_Action item_: Look through the entries below and report every line that has "JSON".

_Input data_:
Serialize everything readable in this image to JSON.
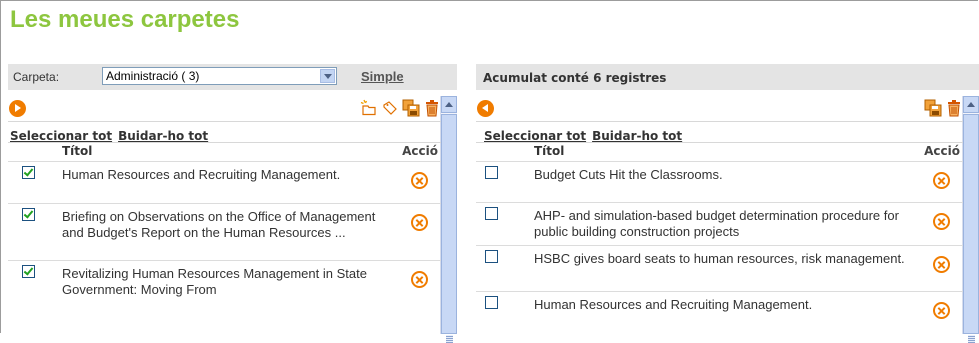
{
  "title": "Les meues carpetes",
  "left": {
    "folder_label": "Carpeta:",
    "folder_value": "Administració ( 3)",
    "simple_link": "Simple",
    "toolbar_icons": [
      "new-folder-icon",
      "tag-icon",
      "save-icon",
      "trash-icon"
    ],
    "select_all": "Seleccionar tot",
    "clear_all": "Buidar-ho tot",
    "col_title": "Títol",
    "col_action": "Acció",
    "rows": [
      {
        "checked": true,
        "text": "Human Resources and Recruiting Management."
      },
      {
        "checked": true,
        "text": "Briefing on Observations on the Office of Management and Budget's Report on the Human Resources ..."
      },
      {
        "checked": true,
        "text": "Revitalizing Human Resources Management in State Government: Moving From"
      }
    ]
  },
  "right": {
    "header": "Acumulat conté 6 registres",
    "toolbar_icons": [
      "save-icon",
      "trash-icon"
    ],
    "select_all": "Seleccionar tot",
    "clear_all": "Buidar-ho tot",
    "col_title": "Títol",
    "col_action": "Acció",
    "rows": [
      {
        "checked": false,
        "text": "Budget Cuts Hit the Classrooms."
      },
      {
        "checked": false,
        "text": "AHP- and simulation-based budget determination procedure for public building construction projects"
      },
      {
        "checked": false,
        "text": "HSBC gives board seats to human resources, risk management."
      },
      {
        "checked": false,
        "text": "Human Resources and Recruiting Management."
      }
    ]
  },
  "colors": {
    "title": "#8dc63f",
    "accent": "#f07c00",
    "bar": "#e4e4e4"
  }
}
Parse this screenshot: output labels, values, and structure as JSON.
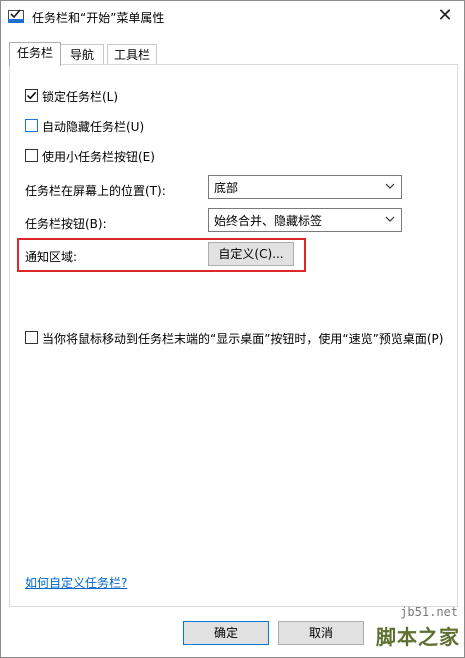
{
  "window": {
    "title": "任务栏和“开始”菜单属性",
    "close_glyph": "✕"
  },
  "tabs": [
    {
      "label": "任务栏",
      "active": true
    },
    {
      "label": "导航",
      "active": false
    },
    {
      "label": "工具栏",
      "active": false
    }
  ],
  "taskbar": {
    "lock_taskbar": {
      "label": "锁定任务栏(L)",
      "checked": true
    },
    "auto_hide": {
      "label": "自动隐藏任务栏(U)",
      "checked": false
    },
    "small_buttons": {
      "label": "使用小任务栏按钮(E)",
      "checked": false
    },
    "location": {
      "label": "任务栏在屏幕上的位置(T):",
      "value": "底部"
    },
    "buttons": {
      "label": "任务栏按钮(B):",
      "value": "始终合并、隐藏标签"
    },
    "notification_area": {
      "label": "通知区域:",
      "customize_label": "自定义(C)..."
    },
    "peek": {
      "label": "当你将鼠标移动到任务栏末端的“显示桌面”按钮时，使用“速览”预览桌面(P)",
      "checked": false
    },
    "help_link": "如何自定义任务栏?"
  },
  "footer": {
    "ok_label": "确定",
    "cancel_label": "取消"
  },
  "watermark": {
    "url": "jb51.net",
    "text": "脚本之家"
  },
  "colors": {
    "highlight_box": "#e02727",
    "link": "#0066cc",
    "default_button_border": "#0078d7"
  }
}
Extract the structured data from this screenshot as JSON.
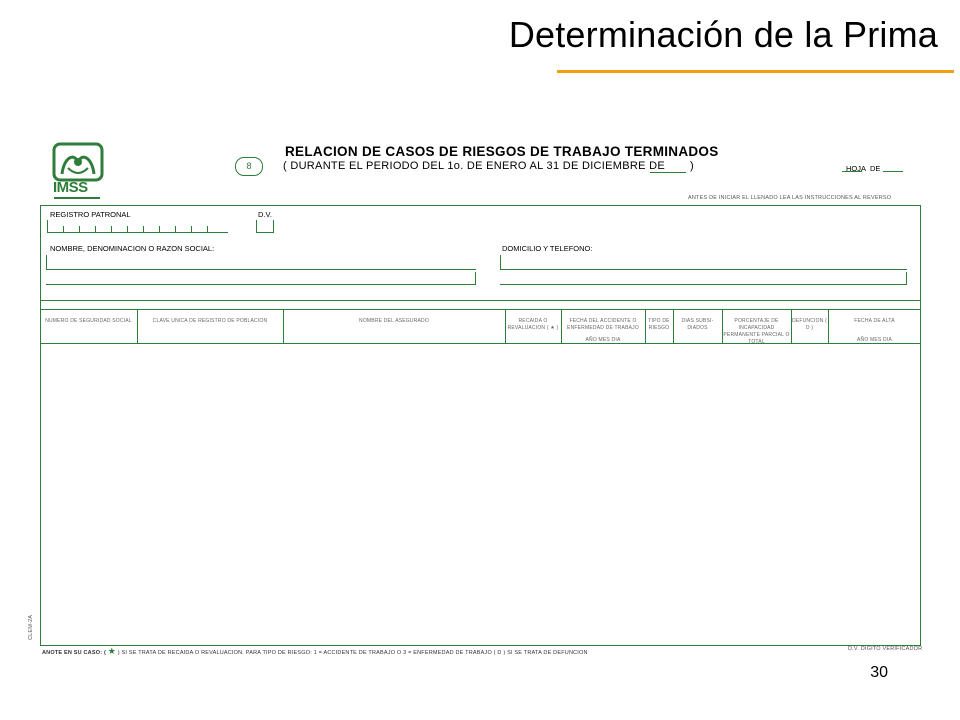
{
  "slide": {
    "title": "Determinación de la Prima",
    "page_number": "30",
    "accent_color": "#f0a10e"
  },
  "logo": {
    "name": "imss-logo-icon",
    "text": "IMSS",
    "color": "#2f7d3a"
  },
  "form": {
    "title": "RELACION DE CASOS DE RIESGOS DE TRABAJO TERMINADOS",
    "number": "8",
    "period": "( DURANTE EL PERIODO DEL 1o. DE ENERO AL 31 DE DICIEMBRE DE",
    "period_close": ")",
    "sheet_label": "HOJA",
    "of_label": "DE",
    "instructions": "ANTES DE INICIAR EL LLENADO LEA LAS INSTRUCCIONES AL REVERSO",
    "fields": {
      "registro_patronal": "REGISTRO PATRONAL",
      "dv": "D.V.",
      "nombre": "NOMBRE, DENOMINACION O RAZON SOCIAL:",
      "domicilio": "DOMICILIO Y TELEFONO:"
    },
    "columns": [
      {
        "key": "nss",
        "label": "NUMERO DE SEGURIDAD SOCIAL"
      },
      {
        "key": "curp",
        "label": "CLAVE UNICA DE REGISTRO DE POBLACION"
      },
      {
        "key": "nombre",
        "label": "NOMBRE DEL ASEGURADO"
      },
      {
        "key": "recaida",
        "label": "RECAIDA O REVALUACION ( ★ )"
      },
      {
        "key": "fecha_accidente",
        "label": "FECHA DEL ACCIDENTE O ENFERMEDAD DE TRABAJO",
        "sub": "AÑO   MES   DIA"
      },
      {
        "key": "tipo",
        "label": "TIPO DE RIESGO"
      },
      {
        "key": "dias",
        "label": "DIAS SUBSI- DIADOS"
      },
      {
        "key": "porcentaje",
        "label": "PORCENTAJE DE INCAPACIDAD PERMANENTE PARCIAL O TOTAL"
      },
      {
        "key": "defuncion",
        "label": "DEFUNCION ( D )"
      },
      {
        "key": "fecha_alta",
        "label": "FECHA DE ALTA",
        "sub": "AÑO   MES   DIA"
      }
    ],
    "footer_note": "ANOTE EN SU CASO: (",
    "footer_star": "★",
    "footer_text": ") SI SE TRATA DE RECAIDA O REVALUACION. PARA TIPO DE RIESGO: 1 = ACCIDENTE DE TRABAJO O 3 = ENFERMEDAD DE TRABAJO ( D ) SI SE TRATA DE DEFUNCION",
    "footer_right": "D.V. DIGITO VERIFICADOR",
    "side_code": "CLEM-2A"
  }
}
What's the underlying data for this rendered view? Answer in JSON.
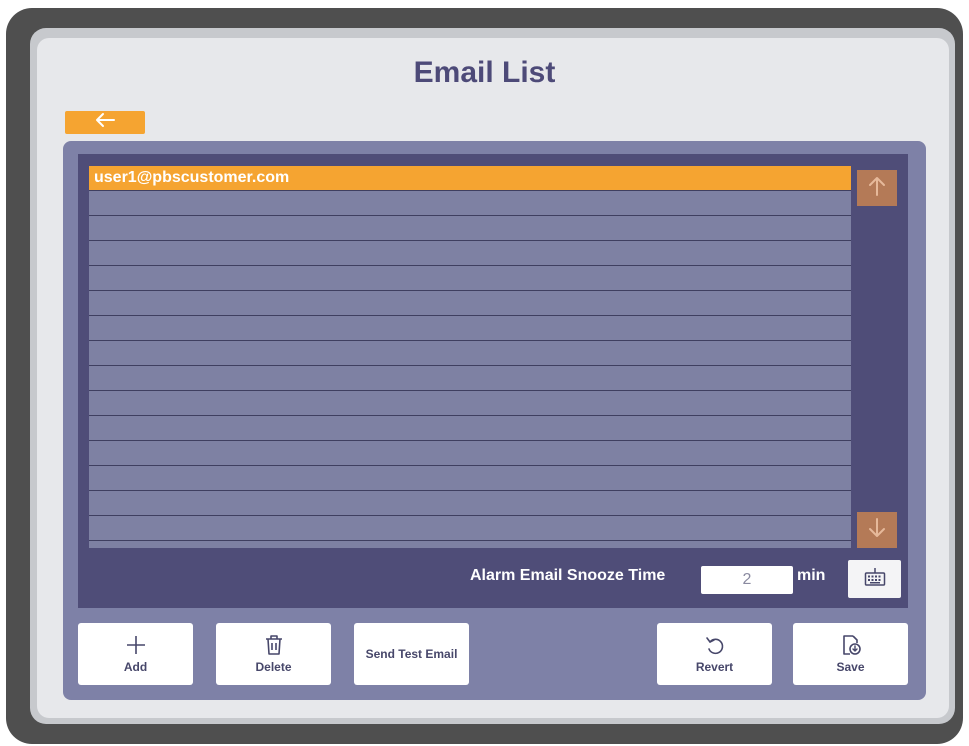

_Solution for this task_:
Serialize everything readable in this image to JSON.
Parse this screenshot: output labels, values, and structure as JSON.
Extract the structured data from this screenshot as JSON.
What's the underlying data for this rendered view? Answer in JSON.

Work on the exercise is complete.